[The problem] Whenever a line in the data holds the string "value", copy that line.

===== Input data

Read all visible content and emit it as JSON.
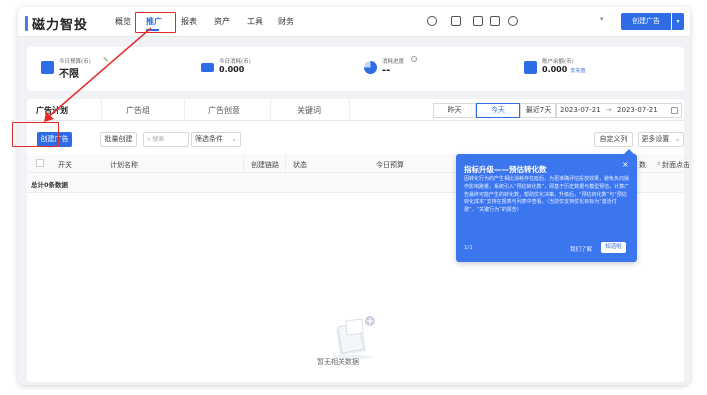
{
  "app": {
    "logo_text": "磁力智投"
  },
  "nav": {
    "items": [
      "概览",
      "推广",
      "报表",
      "资产",
      "工具",
      "财务"
    ],
    "active": "推广"
  },
  "topbar": {
    "create_button": "创建广告",
    "dropdown_arrow": "▾"
  },
  "stats": [
    {
      "label": "今日预算(币)",
      "value": "不限",
      "edit_icon": "edit-icon",
      "icon": "budget-icon",
      "color": "#2e6be6"
    },
    {
      "label": "今日消耗(币)",
      "value": "0.000",
      "icon": "wallet-icon",
      "color": "#2e6be6"
    },
    {
      "label": "消耗进度",
      "value": "--",
      "icon": "pie-icon",
      "color": "#2e6be6"
    },
    {
      "label": "账户余额(币)",
      "value": "0.000",
      "link": "去充值",
      "icon": "balance-icon",
      "color": "#2e6be6"
    }
  ],
  "tabs": [
    "广告计划",
    "广告组",
    "广告创意",
    "关键词"
  ],
  "date_range": {
    "buttons": [
      "昨天",
      "今天",
      "最近7天"
    ],
    "active": "今天",
    "start": "2023-07-21",
    "separator": "→",
    "end": "2023-07-21"
  },
  "toolbar": {
    "create": "创建广告",
    "batch": "批量创建",
    "search_placeholder": "搜索",
    "filter": "筛选条件",
    "custom_columns": "自定义列",
    "more_settings": "更多设置"
  },
  "table": {
    "headers": [
      "开关",
      "计划名称",
      "创建链路",
      "状态",
      "今日预算",
      "数",
      "封面点击数"
    ],
    "total_row": "总计0条数据"
  },
  "empty": {
    "text": "暂无相关数据"
  },
  "popup": {
    "title": "指标升级——预估转化数",
    "close": "×",
    "body": "因转化行为的产生相比消耗存在延后，为更准确评估投放效果，避免负向操作影响跑量，系统引入“预估转化数”，即基于历史数据与模型预估，计算广告最终可能产生的转化数，帮助优化决策。升级后，“预估转化数”与“预估转化成本”支持在报表与列表中查看。（当前仅支持优化目标为“激活付费”、“关键行为”的报告）",
    "page": "1/1",
    "more": "我们了解",
    "ok": "知道啦"
  },
  "colors": {
    "primary": "#2e6be6",
    "annotation": "#e52a2a",
    "popup": "#3c76ee"
  }
}
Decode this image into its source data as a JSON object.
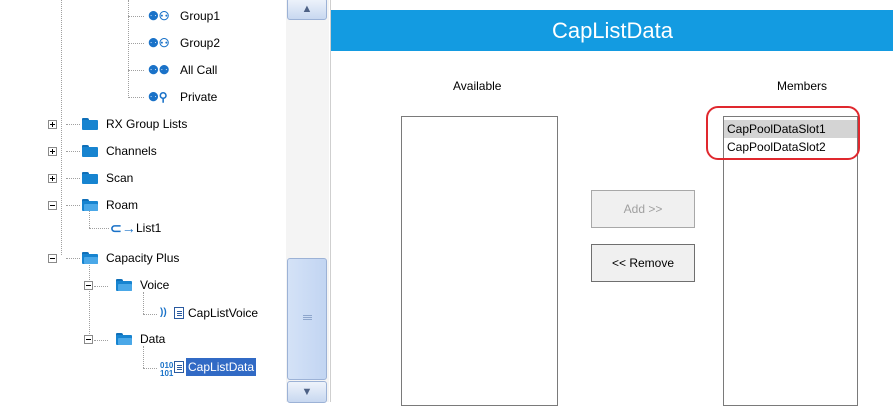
{
  "tree": {
    "items": [
      {
        "label": "Group1"
      },
      {
        "label": "Group2"
      },
      {
        "label": "All Call"
      },
      {
        "label": "Private"
      },
      {
        "label": "RX Group Lists"
      },
      {
        "label": "Channels"
      },
      {
        "label": "Scan"
      },
      {
        "label": "Roam"
      },
      {
        "label": "List1"
      },
      {
        "label": "Capacity Plus"
      },
      {
        "label": "Voice"
      },
      {
        "label": "CapListVoice"
      },
      {
        "label": "Data"
      },
      {
        "label": "CapListData"
      }
    ]
  },
  "scrollbar": {
    "up": "▲",
    "down": "▼"
  },
  "panel": {
    "title": "CapListData",
    "available_label": "Available",
    "members_label": "Members",
    "add_button": "Add >>",
    "remove_button": "<< Remove",
    "available_items": [],
    "members_items": [
      "CapPoolDataSlot1",
      "CapPoolDataSlot2"
    ]
  },
  "colors": {
    "header": "#139be1",
    "selection": "#316ac5",
    "highlight": "#e0282e"
  }
}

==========

[Response]
      "value": "不限",
      "value": "0.000",
      "value": "--",
      "value": "0.000",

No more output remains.